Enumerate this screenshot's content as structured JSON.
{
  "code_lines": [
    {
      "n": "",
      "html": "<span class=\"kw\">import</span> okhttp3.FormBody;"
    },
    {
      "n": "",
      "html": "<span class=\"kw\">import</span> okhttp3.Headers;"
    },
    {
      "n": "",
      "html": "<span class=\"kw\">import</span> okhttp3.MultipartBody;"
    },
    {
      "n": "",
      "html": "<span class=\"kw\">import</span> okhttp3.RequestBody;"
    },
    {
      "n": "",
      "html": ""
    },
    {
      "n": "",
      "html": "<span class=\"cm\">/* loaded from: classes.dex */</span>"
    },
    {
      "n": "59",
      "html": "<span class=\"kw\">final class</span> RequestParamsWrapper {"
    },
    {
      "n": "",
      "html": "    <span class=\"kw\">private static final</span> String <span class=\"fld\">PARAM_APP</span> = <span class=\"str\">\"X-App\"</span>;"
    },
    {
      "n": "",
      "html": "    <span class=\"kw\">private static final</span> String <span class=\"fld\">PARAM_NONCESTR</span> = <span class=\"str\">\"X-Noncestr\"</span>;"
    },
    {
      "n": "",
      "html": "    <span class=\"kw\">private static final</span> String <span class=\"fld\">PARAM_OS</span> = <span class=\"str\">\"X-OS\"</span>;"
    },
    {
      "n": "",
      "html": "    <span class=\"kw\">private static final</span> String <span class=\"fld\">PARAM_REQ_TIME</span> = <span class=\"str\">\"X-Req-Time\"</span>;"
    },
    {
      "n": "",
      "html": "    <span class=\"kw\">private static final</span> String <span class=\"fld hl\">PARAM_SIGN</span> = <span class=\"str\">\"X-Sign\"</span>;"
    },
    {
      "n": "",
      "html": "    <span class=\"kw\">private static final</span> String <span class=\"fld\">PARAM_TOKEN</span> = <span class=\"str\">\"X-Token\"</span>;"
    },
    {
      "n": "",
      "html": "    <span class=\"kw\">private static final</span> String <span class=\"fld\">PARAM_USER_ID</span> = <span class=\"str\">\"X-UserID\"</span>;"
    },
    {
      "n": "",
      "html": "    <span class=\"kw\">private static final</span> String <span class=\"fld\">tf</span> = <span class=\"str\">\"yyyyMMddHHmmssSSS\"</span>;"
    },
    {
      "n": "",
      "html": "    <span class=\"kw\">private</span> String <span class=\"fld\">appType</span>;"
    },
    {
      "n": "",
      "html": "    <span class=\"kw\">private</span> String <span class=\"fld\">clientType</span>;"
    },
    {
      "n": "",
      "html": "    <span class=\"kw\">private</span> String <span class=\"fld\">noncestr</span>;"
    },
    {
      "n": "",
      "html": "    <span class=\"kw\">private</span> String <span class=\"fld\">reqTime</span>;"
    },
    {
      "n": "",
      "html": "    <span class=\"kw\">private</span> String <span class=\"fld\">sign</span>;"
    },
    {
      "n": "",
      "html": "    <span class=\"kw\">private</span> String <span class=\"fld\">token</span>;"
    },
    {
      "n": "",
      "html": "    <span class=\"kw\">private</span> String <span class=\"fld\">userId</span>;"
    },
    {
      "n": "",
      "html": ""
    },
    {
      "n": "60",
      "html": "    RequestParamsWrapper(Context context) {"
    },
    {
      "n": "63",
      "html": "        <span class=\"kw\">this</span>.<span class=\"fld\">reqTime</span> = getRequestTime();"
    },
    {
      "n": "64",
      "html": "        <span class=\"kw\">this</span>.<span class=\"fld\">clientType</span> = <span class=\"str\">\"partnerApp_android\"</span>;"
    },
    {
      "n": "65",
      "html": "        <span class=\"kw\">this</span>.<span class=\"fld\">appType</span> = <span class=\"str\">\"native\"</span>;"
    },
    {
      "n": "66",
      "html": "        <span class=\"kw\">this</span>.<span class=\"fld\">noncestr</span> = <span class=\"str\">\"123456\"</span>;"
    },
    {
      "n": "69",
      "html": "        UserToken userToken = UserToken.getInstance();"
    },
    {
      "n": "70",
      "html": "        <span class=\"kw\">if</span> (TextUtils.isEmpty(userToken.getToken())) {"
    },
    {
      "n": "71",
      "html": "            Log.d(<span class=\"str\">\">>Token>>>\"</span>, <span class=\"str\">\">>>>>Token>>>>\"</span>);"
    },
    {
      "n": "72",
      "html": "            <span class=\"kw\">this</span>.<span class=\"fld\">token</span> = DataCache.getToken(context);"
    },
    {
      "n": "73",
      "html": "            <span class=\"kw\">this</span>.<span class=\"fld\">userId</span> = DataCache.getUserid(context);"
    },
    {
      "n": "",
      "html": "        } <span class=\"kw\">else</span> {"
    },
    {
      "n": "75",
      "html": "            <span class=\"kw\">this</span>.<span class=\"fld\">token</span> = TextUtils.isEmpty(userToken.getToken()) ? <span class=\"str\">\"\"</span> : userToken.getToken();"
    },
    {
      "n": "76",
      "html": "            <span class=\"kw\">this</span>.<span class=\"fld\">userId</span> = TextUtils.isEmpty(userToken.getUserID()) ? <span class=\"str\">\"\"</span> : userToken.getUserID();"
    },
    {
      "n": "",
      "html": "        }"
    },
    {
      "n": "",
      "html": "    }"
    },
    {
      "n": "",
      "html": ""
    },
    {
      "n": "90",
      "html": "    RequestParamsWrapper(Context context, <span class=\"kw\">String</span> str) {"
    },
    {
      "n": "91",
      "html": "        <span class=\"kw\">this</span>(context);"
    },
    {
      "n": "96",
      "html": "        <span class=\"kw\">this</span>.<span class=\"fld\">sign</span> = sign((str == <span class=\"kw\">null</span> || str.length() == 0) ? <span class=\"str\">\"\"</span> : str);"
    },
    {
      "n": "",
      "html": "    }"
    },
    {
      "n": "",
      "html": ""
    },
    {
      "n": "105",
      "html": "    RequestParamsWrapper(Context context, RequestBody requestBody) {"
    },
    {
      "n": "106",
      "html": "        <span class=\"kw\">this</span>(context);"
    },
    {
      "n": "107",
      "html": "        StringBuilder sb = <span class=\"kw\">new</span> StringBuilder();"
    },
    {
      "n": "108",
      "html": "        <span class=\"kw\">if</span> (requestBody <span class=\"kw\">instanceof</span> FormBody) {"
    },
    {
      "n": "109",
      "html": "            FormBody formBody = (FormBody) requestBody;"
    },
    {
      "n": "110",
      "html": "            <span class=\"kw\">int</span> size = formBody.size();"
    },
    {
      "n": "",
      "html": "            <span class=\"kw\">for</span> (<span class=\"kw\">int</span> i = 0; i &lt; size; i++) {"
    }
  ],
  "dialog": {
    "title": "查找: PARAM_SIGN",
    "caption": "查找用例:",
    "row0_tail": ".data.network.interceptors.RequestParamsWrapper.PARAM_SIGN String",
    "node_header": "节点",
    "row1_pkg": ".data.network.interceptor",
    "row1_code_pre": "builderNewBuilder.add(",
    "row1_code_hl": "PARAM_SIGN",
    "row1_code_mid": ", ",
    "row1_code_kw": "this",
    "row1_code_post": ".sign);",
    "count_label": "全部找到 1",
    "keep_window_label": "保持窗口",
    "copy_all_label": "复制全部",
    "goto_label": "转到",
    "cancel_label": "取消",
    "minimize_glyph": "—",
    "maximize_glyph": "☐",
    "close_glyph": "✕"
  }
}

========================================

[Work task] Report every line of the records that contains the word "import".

[Output of the task]
      "html": "<span class=\"kw\">import</span> okhttp3.FormBody;"
      "html": "<span class=\"kw\">import</span> okhttp3.Headers;"
      "html": "<span class=\"kw\">import</span> okhttp3.MultipartBody;"
      "html": "<span class=\"kw\">import</span> okhttp3.RequestBody;"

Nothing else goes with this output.